Task to complete: Which lines in the records below include the word "brand"? Report each of them in full.

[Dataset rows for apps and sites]
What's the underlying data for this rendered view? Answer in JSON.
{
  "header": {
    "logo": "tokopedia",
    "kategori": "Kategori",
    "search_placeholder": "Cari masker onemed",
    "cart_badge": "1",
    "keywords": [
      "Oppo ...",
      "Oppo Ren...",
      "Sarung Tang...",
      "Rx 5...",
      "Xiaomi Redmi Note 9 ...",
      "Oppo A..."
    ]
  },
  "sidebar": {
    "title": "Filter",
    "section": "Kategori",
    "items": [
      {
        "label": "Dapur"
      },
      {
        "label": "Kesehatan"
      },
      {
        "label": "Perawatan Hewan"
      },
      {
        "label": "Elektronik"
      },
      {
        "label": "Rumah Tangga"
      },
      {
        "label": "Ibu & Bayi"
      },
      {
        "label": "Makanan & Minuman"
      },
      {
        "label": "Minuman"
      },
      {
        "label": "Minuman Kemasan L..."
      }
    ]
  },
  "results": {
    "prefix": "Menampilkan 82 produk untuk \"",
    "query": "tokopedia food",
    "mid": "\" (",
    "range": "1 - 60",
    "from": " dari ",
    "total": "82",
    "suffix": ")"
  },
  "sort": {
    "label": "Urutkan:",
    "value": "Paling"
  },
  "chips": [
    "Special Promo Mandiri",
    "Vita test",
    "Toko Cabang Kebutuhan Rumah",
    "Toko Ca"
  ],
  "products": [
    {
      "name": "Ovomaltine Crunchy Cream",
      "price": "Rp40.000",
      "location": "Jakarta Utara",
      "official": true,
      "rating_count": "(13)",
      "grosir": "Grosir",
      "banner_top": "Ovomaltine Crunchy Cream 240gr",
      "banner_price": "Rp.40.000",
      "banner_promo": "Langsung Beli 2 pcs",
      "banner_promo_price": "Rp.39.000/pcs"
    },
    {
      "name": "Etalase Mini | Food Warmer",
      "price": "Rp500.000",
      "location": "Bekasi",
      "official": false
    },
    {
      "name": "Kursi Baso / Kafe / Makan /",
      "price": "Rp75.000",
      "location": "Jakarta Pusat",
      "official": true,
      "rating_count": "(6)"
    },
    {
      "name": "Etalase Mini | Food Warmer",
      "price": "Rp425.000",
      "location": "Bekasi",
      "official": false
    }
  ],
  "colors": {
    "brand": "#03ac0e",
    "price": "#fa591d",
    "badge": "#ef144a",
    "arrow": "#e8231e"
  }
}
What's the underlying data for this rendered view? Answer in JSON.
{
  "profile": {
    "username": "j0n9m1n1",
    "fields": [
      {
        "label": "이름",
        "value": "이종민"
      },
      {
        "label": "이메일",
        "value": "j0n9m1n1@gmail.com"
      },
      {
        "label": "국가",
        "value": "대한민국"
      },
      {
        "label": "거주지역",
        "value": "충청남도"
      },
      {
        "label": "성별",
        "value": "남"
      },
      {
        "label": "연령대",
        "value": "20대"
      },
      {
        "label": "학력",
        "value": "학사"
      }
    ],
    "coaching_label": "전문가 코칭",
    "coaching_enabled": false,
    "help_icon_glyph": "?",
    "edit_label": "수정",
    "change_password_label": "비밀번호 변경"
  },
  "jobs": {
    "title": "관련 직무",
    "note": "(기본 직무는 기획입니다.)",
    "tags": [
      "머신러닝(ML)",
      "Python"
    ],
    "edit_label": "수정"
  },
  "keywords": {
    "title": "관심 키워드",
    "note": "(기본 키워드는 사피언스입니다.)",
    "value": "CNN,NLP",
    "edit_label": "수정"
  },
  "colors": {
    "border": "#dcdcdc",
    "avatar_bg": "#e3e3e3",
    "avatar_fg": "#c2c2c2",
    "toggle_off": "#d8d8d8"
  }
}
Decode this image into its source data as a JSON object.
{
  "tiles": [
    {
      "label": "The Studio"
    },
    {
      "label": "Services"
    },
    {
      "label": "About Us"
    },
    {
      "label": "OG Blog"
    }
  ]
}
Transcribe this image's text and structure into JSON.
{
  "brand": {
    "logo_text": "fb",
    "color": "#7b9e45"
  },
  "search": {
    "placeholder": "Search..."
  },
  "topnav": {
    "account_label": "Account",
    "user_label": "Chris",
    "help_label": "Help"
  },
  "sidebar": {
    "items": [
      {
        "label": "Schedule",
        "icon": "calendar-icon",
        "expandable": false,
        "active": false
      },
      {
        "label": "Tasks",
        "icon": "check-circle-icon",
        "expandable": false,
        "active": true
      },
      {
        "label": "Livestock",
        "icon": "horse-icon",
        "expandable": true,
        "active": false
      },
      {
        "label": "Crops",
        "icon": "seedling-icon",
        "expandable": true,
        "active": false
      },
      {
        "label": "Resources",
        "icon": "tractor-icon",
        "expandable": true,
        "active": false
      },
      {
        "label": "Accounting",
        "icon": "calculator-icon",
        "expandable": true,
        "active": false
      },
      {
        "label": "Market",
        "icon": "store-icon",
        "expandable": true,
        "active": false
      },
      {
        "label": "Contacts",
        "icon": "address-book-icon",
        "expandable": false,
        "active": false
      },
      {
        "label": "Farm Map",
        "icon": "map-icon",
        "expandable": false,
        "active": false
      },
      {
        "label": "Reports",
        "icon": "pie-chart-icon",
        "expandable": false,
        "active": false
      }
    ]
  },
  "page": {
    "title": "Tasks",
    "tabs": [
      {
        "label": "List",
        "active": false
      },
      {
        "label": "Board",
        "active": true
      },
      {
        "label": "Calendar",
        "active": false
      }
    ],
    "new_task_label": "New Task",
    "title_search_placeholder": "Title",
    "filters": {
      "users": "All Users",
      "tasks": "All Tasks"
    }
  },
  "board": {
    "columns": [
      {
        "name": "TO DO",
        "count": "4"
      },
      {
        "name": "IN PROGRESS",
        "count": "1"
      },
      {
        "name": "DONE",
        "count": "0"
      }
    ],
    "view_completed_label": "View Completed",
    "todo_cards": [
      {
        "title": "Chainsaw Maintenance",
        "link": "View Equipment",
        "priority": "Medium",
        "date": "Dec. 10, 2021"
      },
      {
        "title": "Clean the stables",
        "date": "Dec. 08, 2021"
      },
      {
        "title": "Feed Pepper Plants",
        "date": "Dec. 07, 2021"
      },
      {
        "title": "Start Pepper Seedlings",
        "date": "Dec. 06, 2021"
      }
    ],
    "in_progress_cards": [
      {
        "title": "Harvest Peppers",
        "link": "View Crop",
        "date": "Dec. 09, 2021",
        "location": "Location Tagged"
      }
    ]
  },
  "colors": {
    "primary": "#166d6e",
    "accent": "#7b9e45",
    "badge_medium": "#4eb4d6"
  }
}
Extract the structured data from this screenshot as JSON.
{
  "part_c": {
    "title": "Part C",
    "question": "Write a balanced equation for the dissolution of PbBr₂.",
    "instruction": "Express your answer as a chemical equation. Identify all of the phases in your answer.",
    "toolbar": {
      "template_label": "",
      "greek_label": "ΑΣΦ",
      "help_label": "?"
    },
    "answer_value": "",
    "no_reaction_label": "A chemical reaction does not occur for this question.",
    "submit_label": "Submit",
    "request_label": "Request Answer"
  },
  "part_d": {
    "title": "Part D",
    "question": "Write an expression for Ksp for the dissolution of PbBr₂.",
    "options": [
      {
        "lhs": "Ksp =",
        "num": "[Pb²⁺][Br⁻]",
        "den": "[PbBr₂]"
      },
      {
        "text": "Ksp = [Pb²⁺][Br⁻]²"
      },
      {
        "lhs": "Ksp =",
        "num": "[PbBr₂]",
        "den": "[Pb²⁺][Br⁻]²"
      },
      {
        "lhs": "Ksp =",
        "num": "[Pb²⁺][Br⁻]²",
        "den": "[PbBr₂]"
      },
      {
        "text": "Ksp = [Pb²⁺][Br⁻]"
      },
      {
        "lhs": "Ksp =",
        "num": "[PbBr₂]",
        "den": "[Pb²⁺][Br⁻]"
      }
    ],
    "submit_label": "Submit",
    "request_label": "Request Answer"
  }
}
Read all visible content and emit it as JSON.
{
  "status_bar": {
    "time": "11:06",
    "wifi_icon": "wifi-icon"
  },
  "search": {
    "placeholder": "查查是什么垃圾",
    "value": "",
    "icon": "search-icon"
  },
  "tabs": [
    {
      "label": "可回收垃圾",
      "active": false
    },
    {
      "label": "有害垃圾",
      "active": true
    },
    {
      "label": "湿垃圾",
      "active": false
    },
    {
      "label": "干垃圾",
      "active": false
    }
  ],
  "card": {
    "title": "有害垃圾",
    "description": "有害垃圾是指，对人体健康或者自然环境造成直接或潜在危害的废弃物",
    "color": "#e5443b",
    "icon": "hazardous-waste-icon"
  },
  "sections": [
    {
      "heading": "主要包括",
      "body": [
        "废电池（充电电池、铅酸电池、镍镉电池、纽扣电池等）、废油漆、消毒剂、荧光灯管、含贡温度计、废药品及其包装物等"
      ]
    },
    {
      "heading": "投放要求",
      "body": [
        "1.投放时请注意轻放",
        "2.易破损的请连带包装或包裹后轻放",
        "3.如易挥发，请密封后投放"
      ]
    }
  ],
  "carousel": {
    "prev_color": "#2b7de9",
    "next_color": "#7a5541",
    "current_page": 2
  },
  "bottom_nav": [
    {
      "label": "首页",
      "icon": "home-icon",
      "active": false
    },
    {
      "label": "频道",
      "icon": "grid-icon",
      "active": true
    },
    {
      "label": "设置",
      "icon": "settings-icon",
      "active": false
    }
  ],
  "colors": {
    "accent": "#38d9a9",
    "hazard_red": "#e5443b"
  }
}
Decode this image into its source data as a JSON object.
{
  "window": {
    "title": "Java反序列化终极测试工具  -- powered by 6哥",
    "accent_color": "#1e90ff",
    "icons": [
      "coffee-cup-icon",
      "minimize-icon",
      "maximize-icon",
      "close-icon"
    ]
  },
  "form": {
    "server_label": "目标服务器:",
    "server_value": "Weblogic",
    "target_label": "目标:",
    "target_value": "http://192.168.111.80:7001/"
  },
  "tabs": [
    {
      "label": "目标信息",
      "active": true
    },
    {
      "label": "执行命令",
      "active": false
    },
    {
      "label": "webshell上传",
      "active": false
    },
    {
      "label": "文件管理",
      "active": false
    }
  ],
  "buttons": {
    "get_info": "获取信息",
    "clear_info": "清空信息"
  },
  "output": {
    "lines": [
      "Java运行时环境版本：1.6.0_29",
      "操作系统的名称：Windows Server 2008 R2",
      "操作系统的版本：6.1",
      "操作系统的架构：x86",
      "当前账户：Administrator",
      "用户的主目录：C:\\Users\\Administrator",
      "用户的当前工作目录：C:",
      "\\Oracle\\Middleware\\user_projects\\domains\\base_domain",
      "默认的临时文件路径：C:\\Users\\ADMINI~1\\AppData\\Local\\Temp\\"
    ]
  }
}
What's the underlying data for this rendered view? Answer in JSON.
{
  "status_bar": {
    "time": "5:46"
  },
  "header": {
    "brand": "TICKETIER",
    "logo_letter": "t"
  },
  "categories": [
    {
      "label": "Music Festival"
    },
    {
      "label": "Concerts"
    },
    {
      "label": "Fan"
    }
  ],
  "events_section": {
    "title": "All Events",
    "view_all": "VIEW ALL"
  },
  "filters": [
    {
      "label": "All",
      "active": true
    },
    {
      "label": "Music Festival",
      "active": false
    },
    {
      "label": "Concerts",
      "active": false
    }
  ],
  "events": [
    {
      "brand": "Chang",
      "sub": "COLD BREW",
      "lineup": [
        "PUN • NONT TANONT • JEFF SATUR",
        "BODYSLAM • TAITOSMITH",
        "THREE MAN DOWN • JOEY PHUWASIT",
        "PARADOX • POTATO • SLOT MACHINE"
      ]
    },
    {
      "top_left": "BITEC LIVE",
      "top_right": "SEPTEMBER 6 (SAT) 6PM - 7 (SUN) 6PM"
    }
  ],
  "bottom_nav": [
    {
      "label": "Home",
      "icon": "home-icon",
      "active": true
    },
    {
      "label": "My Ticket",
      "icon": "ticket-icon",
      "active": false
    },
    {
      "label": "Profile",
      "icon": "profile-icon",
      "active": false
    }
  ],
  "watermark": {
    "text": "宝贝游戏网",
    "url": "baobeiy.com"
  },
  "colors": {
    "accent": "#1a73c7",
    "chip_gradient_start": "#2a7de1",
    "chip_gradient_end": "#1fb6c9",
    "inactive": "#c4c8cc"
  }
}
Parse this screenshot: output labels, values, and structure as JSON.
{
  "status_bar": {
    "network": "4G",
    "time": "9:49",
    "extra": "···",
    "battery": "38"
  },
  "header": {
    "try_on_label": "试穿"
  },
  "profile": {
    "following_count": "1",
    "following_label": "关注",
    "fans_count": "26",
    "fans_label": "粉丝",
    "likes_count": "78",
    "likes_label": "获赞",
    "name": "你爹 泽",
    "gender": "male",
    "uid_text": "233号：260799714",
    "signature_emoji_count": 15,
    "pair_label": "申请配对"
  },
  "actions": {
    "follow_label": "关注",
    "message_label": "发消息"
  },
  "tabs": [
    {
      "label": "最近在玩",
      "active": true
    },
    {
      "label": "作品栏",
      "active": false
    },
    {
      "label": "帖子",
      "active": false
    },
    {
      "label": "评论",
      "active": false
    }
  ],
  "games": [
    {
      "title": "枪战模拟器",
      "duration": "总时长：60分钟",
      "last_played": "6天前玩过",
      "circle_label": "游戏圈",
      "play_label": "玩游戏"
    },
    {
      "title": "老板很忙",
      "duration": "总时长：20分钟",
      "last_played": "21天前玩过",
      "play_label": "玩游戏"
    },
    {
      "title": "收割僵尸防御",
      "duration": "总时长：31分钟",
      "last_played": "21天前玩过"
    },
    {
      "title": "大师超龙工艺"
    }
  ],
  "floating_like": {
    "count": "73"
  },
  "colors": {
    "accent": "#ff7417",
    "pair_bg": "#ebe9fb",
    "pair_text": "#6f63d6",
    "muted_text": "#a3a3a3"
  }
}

Task answer:
    "brand": "#03ac0e",
  "brand": {
    "brand": "TICKETIER",
      "brand": "Chang",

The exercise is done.